* What the task asks
Return the data below in full, exactly as it stands.

Records contained in a dataset:

--

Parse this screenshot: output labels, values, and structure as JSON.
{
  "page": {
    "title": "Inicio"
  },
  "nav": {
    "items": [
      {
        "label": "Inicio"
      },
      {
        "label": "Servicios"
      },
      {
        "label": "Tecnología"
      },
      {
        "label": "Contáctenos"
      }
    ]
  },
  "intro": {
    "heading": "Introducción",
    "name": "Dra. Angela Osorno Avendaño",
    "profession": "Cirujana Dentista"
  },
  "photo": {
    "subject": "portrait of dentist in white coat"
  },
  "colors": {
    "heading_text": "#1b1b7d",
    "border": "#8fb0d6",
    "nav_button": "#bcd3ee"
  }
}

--

* Solution to the problem
Parse this screenshot: output labels, values, and structure as JSON.
{
  "page": {
    "title": "Inicio"
  },
  "nav": {
    "items": [
      {
        "label": "Inicio"
      },
      {
        "label": "Servicios"
      },
      {
        "label": "Tecnología"
      },
      {
        "label": "Contáctenos"
      }
    ]
  },
  "intro": {
    "heading": "Introducción",
    "name": "Dra. Angela Osorno Avendaño",
    "profession": "Cirujana Dentista"
  },
  "photo": {
    "subject": "portrait of dentist in white coat"
  },
  "colors": {
    "heading_text": "#1b1b7d",
    "border": "#8fb0d6",
    "nav_button": "#bcd3ee"
  }
}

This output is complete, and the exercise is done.